When asked why the Department of Education's current counsel is not sufficient for overseeing the process, Linger said "people don't understand there's a difference between the board and the department," and said he's worried about a potential conflict of interest.
"Given the fact that the subject is a search for a superintendent, I felt that it might put the legal people that work for the department, who report to Phares, in an awkward situation," Linger said. "In these kinds of situations, when we're dealing with high-level executives within the department -- specifically the superintendent -- it just seems like it would be more appropriate not to put employees in that kind of a conflict position."
"I thought it was only fair to them and the system," he said.
Linger has long voiced a concern for a clearer distinction between the state school board and the Department of Education, saying it's an issue he "was concerned about the entire time I was president."
That push for more autonomy was the thrust of his argument when the board hired its first-ever director of operations in March, at $104,000-a-year.
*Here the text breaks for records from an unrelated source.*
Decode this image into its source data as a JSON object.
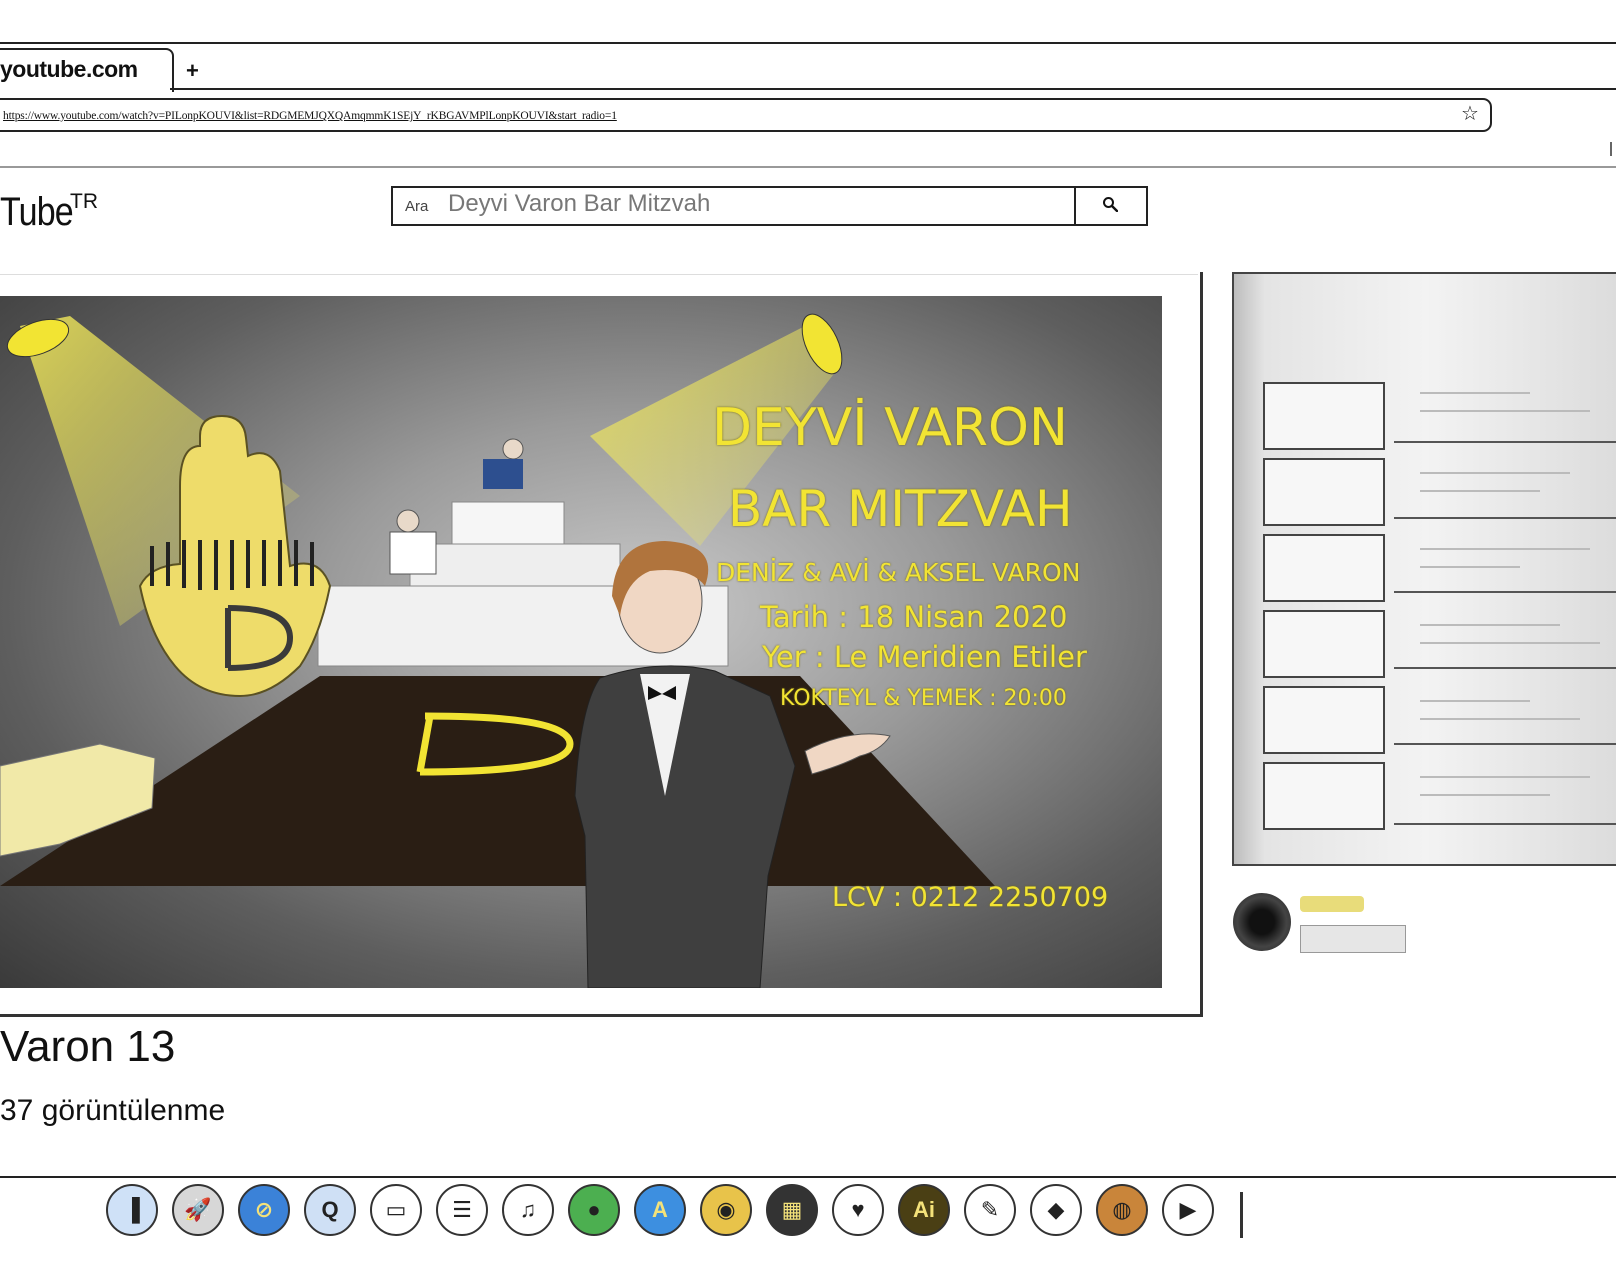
{
  "browser": {
    "tab_title": "youtube.com",
    "new_tab": "+",
    "url": "https://www.youtube.com/watch?v=PILonpKOUVI&list=RDGMEMJQXQAmqmmK1SEjY_rKBGAVMPlLonpKOUVI&start_radio=1",
    "bookmark_star": "☆"
  },
  "youtube": {
    "logo_text": "Tube",
    "region": "TR",
    "search_prefix": "Ara",
    "search_value": "Deyvi Varon Bar Mitzvah"
  },
  "video": {
    "name": "DEYVİ VARON",
    "event": "BAR MITZVAH",
    "hosts": "DENİZ & AVİ & AKSEL VARON",
    "date": "Tarih : 18 Nisan 2020",
    "place": "Yer : Le Meridien Etiler",
    "time": "KOKTEYL & YEMEK : 20:00",
    "rsvp": "LCV : 0212 2250709",
    "logo_letter": "D",
    "accent_color": "#f2e433"
  },
  "caption": {
    "title": "Varon 13",
    "views": "37 görüntülenme"
  },
  "dock": {
    "items": [
      {
        "name": "finder-icon",
        "glyph": "▐",
        "bg": "#cfe1f7"
      },
      {
        "name": "launchpad-icon",
        "glyph": "🚀",
        "bg": "#d7d7d7"
      },
      {
        "name": "safari-icon",
        "glyph": "⊘",
        "bg": "#3b82d8"
      },
      {
        "name": "quicktime-icon",
        "glyph": "Q",
        "bg": "#cfe0f5"
      },
      {
        "name": "calendar-icon",
        "glyph": "▭",
        "bg": "#ffffff"
      },
      {
        "name": "notes-icon",
        "glyph": "☰",
        "bg": "#ffffff"
      },
      {
        "name": "itunes-icon",
        "glyph": "♫",
        "bg": "#ffffff"
      },
      {
        "name": "facetime-icon",
        "glyph": "●",
        "bg": "#4caf50"
      },
      {
        "name": "app-store-icon",
        "glyph": "A",
        "bg": "#3d8fe0"
      },
      {
        "name": "chrome-icon",
        "glyph": "◉",
        "bg": "#e8c34a"
      },
      {
        "name": "photo-booth-icon",
        "glyph": "▦",
        "bg": "#333333"
      },
      {
        "name": "pocket-icon",
        "glyph": "♥",
        "bg": "#ffffff"
      },
      {
        "name": "illustrator-icon",
        "glyph": "Ai",
        "bg": "#4a3f14"
      },
      {
        "name": "pencil-app-icon",
        "glyph": "✎",
        "bg": "#ffffff"
      },
      {
        "name": "inkscape-icon",
        "glyph": "◆",
        "bg": "#ffffff"
      },
      {
        "name": "world-app-icon",
        "glyph": "◍",
        "bg": "#c9853a"
      },
      {
        "name": "media-player-icon",
        "glyph": "▶",
        "bg": "#ffffff"
      }
    ]
  }
}
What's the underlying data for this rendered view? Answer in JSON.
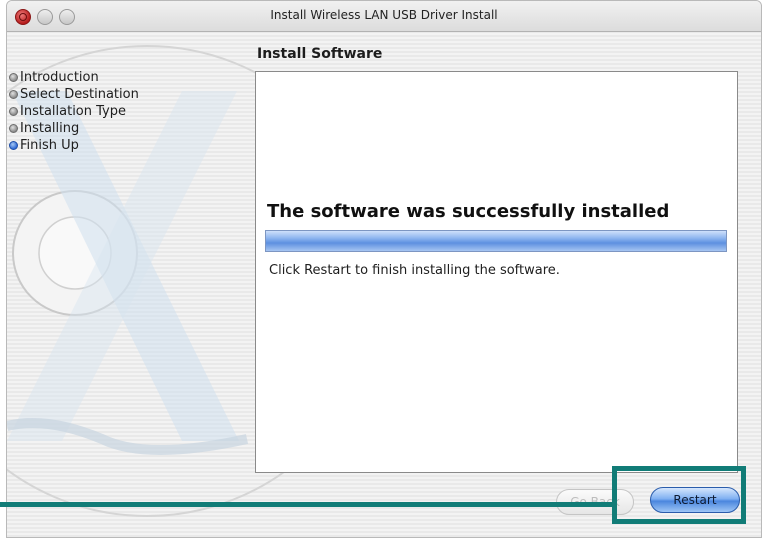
{
  "window": {
    "title": "Install Wireless LAN USB Driver Install"
  },
  "sidebar": {
    "steps": [
      {
        "label": "Introduction",
        "active": false
      },
      {
        "label": "Select Destination",
        "active": false
      },
      {
        "label": "Installation Type",
        "active": false
      },
      {
        "label": "Installing",
        "active": false
      },
      {
        "label": "Finish Up",
        "active": true
      }
    ]
  },
  "main": {
    "section_title": "Install Software",
    "headline": "The software was successfully installed",
    "progress_percent": 100,
    "instruction": "Click Restart to finish installing the software."
  },
  "buttons": {
    "back_label": "Go Back",
    "restart_label": "Restart"
  },
  "icons": {
    "close": "close-icon",
    "minimize": "minimize-icon",
    "zoom": "zoom-icon",
    "step_bullet": "step-bullet-icon"
  },
  "colors": {
    "callout": "#117c77",
    "progress_fill": "#5d90e0",
    "default_button": "#4b86de"
  }
}
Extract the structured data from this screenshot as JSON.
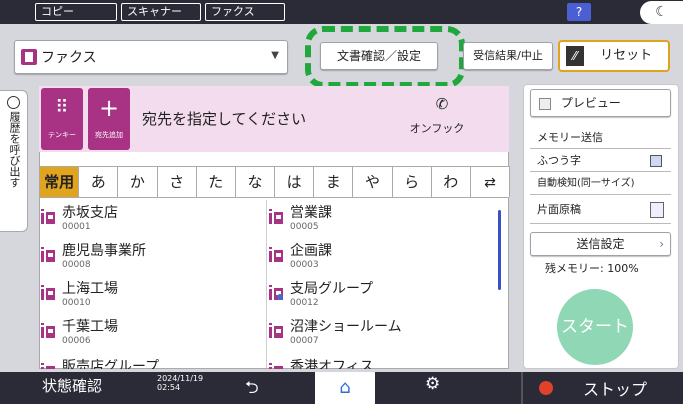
{
  "topbar": {
    "tabs": [
      "コピー",
      "スキャナー",
      "ファクス"
    ],
    "help_label": "?",
    "night_label": "☾"
  },
  "toolbar": {
    "function_label": "ファクス",
    "doc_settings_label": "文書確認／設定",
    "receive_label": "受信結果/中止",
    "reset_label": "リセット"
  },
  "history_tab": "履歴を呼び出す",
  "destination": {
    "tenkey_label": "テンキー",
    "add_label": "宛先追加",
    "prompt": "宛先を指定してください",
    "onhook_label": "オンフック"
  },
  "index_tabs": [
    "常用",
    "あ",
    "か",
    "さ",
    "た",
    "な",
    "は",
    "ま",
    "や",
    "ら",
    "わ"
  ],
  "contacts": [
    {
      "name": "赤坂支店",
      "code": "00001"
    },
    {
      "name": "営業課",
      "code": "00005"
    },
    {
      "name": "鹿児島事業所",
      "code": "00008"
    },
    {
      "name": "企画課",
      "code": "00003"
    },
    {
      "name": "上海工場",
      "code": "00010"
    },
    {
      "name": "支局グループ",
      "code": "00012"
    },
    {
      "name": "千葉工場",
      "code": "00006"
    },
    {
      "name": "沼津ショールーム",
      "code": "00007"
    },
    {
      "name": "販売店グループ",
      "code": ""
    },
    {
      "name": "香港オフィス",
      "code": ""
    }
  ],
  "right_panel": {
    "preview_label": "プレビュー",
    "memory_send": "メモリー送信",
    "normal_text": "ふつう字",
    "auto_detect": "自動検知(同一サイズ)",
    "single_side": "片面原稿",
    "send_settings": "送信設定",
    "memory_remaining": "残メモリー:  100%",
    "start_label": "スタート"
  },
  "bottombar": {
    "status_label": "状態確認",
    "date": "2024/11/19",
    "time": "02:54",
    "stop_label": "ストップ"
  },
  "colors": {
    "accent": "#a83385",
    "tab_selected": "#e1a41f",
    "highlight": "#20a83c",
    "top_bar": "#2b2b38"
  }
}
Then, the state's teachers unions protested, complaining of too much bureaucracy in the public school system.
Linger recently finished his two-year presidential term and has been replaced by Gayle Manchin, wife of Sen. Joe Manchin, D-W.Va. Linger will continue to serve as a board member through 2017.
Morrisey's office said it is seeking outside counsel because it does not have specific expertise in education and employment law, and the decision is "both cost-effective and in the interest of the public."
Other reasons cited in Morrisey's Request for Proposal for legal services, dated July 23, include not enough resources and impending deadlines.
"Seeking outside counsel for a complex issue -- including ensuring that a nationwide search is done in accordance with all West Virginia laws, ethical regulations and policies -- is not uncommon, if that is what the agency and its general counsel believe to be best for the state as a whole," Morrisey spokeswoman Beth Ryan wrote in an email Wednesday.
The deadline for law firms to bid for the job is Friday.
Linger said, because the state's past school boards have made mistakes in searching for a superintendent, it's better to be safe than sorry, pointing to when the board bungled its search for a new superintendent in 2000.
After paying a search firm $30,000 to find a replacement for former superintendent Hank Marockie, the results came back with unqualified prospects.
"They spent all that money," Linger said, "and all that money was wasted."
Reach Mackenzie Mays at mackenzie.m...@wvgazette.com or 304-348-4814.